◆ **Dataset rows describing interfaces**:
Content starts
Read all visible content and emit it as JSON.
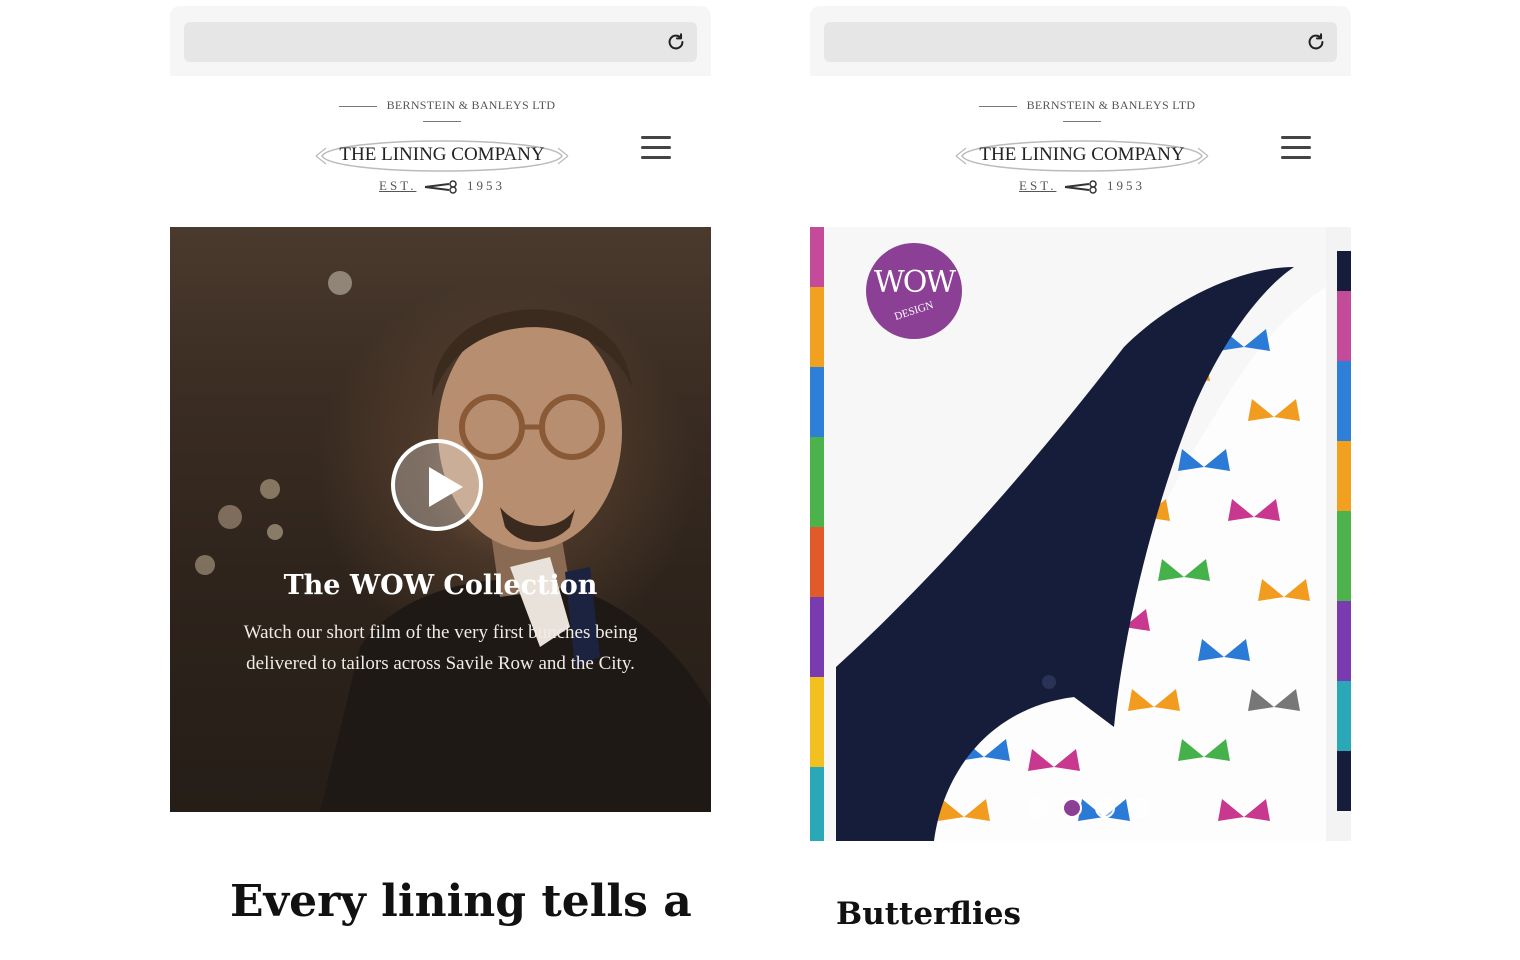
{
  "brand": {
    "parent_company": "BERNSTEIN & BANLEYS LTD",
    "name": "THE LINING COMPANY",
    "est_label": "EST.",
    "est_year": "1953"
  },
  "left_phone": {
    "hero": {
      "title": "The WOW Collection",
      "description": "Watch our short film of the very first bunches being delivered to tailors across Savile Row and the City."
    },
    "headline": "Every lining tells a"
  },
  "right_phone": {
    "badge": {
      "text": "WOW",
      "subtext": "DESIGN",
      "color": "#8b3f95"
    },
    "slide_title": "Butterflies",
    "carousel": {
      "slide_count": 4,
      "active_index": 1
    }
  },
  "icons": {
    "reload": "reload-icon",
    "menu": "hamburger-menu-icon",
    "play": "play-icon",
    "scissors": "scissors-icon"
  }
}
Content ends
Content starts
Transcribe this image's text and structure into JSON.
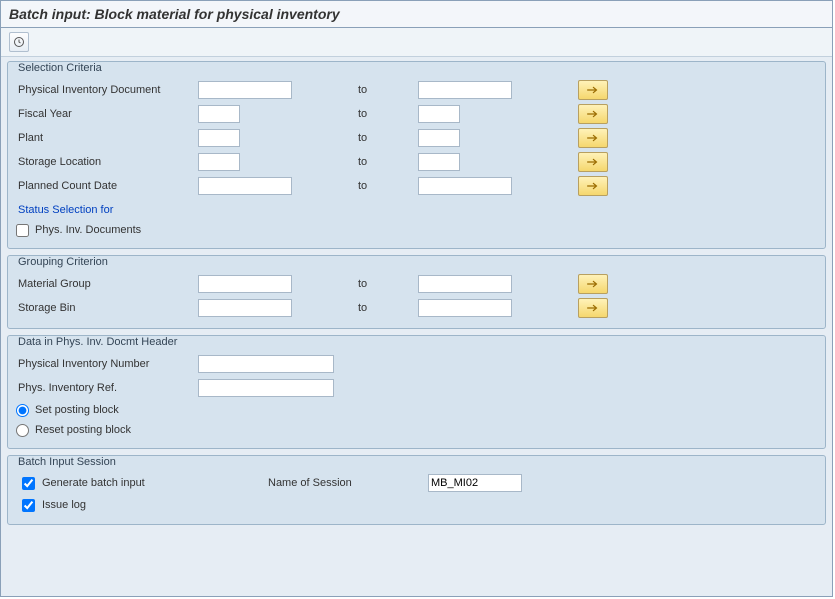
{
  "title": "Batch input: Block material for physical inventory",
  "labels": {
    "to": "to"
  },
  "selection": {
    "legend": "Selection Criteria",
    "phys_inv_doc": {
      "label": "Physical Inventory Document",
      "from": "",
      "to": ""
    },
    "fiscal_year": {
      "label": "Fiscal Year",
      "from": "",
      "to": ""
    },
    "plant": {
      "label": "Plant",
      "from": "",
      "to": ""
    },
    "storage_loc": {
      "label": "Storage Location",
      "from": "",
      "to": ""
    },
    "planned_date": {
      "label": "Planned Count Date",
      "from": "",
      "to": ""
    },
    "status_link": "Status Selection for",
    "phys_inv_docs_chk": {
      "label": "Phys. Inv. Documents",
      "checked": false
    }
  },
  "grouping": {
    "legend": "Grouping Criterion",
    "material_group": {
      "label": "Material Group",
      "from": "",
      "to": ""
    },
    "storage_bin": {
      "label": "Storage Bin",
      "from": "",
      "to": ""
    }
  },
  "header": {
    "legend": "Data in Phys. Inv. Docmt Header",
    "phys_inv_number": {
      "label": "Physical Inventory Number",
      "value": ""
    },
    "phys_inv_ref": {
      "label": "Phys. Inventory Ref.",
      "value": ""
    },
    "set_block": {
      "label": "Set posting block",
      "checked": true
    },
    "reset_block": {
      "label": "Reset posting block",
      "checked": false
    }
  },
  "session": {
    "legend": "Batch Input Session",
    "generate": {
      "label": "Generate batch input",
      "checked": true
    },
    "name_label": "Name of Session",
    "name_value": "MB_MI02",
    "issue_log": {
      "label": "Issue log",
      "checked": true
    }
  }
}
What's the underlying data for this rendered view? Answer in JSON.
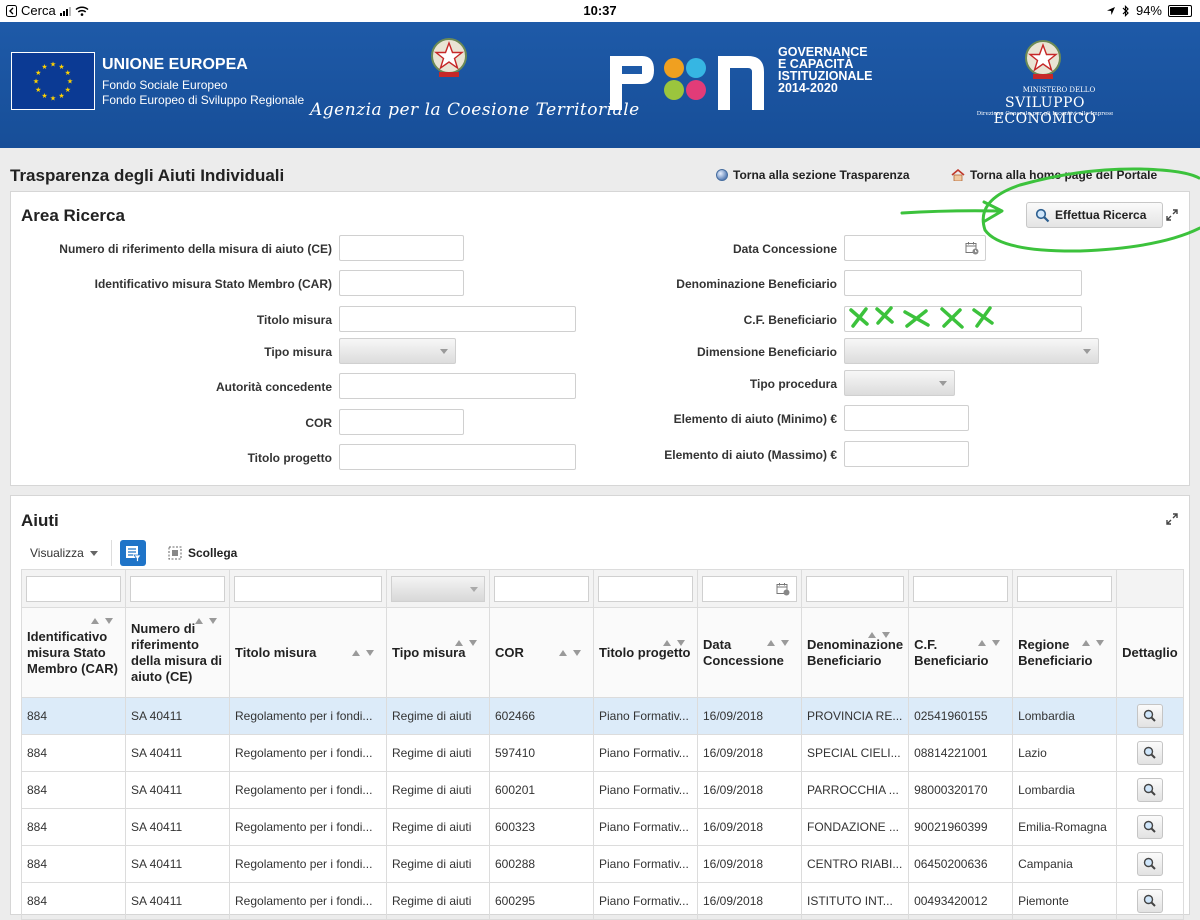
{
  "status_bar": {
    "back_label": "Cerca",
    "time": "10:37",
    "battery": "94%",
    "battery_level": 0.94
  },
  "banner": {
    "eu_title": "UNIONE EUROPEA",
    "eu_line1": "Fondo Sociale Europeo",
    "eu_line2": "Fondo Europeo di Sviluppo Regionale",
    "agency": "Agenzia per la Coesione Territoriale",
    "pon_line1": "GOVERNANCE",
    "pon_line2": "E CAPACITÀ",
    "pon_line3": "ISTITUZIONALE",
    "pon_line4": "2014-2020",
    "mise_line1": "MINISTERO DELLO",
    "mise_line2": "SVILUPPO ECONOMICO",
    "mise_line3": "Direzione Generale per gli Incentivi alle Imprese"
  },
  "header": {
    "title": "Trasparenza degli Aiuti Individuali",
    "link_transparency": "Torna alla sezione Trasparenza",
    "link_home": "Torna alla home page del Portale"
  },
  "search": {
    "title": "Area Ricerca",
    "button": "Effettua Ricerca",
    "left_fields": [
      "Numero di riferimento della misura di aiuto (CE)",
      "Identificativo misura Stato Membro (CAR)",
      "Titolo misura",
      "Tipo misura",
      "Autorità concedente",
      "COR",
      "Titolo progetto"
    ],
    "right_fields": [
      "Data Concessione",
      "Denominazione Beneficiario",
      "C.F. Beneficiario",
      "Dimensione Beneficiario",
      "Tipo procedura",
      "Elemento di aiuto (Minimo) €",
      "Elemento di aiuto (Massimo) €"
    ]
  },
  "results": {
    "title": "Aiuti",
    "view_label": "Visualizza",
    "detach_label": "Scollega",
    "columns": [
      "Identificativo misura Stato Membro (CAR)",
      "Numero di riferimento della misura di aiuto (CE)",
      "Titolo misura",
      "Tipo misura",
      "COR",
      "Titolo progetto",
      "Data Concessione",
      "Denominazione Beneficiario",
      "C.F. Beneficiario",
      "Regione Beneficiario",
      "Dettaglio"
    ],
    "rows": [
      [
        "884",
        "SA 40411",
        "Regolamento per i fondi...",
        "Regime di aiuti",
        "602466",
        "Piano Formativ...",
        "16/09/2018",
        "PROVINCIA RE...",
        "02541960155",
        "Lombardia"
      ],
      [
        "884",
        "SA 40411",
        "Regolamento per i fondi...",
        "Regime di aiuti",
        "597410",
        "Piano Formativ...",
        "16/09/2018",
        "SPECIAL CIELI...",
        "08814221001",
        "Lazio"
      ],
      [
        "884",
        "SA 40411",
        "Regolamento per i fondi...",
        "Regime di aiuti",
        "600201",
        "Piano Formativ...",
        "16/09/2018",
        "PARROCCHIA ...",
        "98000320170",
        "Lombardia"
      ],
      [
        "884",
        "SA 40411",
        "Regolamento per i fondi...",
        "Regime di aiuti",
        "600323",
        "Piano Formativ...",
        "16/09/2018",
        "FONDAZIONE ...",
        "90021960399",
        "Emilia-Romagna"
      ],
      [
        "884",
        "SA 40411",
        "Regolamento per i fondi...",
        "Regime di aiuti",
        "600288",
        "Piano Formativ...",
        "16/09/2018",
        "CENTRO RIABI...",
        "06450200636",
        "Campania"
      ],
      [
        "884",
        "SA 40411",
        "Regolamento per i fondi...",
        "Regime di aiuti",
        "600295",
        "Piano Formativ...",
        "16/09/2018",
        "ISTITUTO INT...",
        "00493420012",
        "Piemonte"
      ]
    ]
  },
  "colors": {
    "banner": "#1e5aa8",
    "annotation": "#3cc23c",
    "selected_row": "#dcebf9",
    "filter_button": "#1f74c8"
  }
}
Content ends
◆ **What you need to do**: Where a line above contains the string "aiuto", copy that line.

◆ **Result**:
      "Numero di riferimento della misura di aiuto (CE)",
      "Elemento di aiuto (Minimo) €",
      "Elemento di aiuto (Massimo) €"
      "Numero di riferimento della misura di aiuto (CE)",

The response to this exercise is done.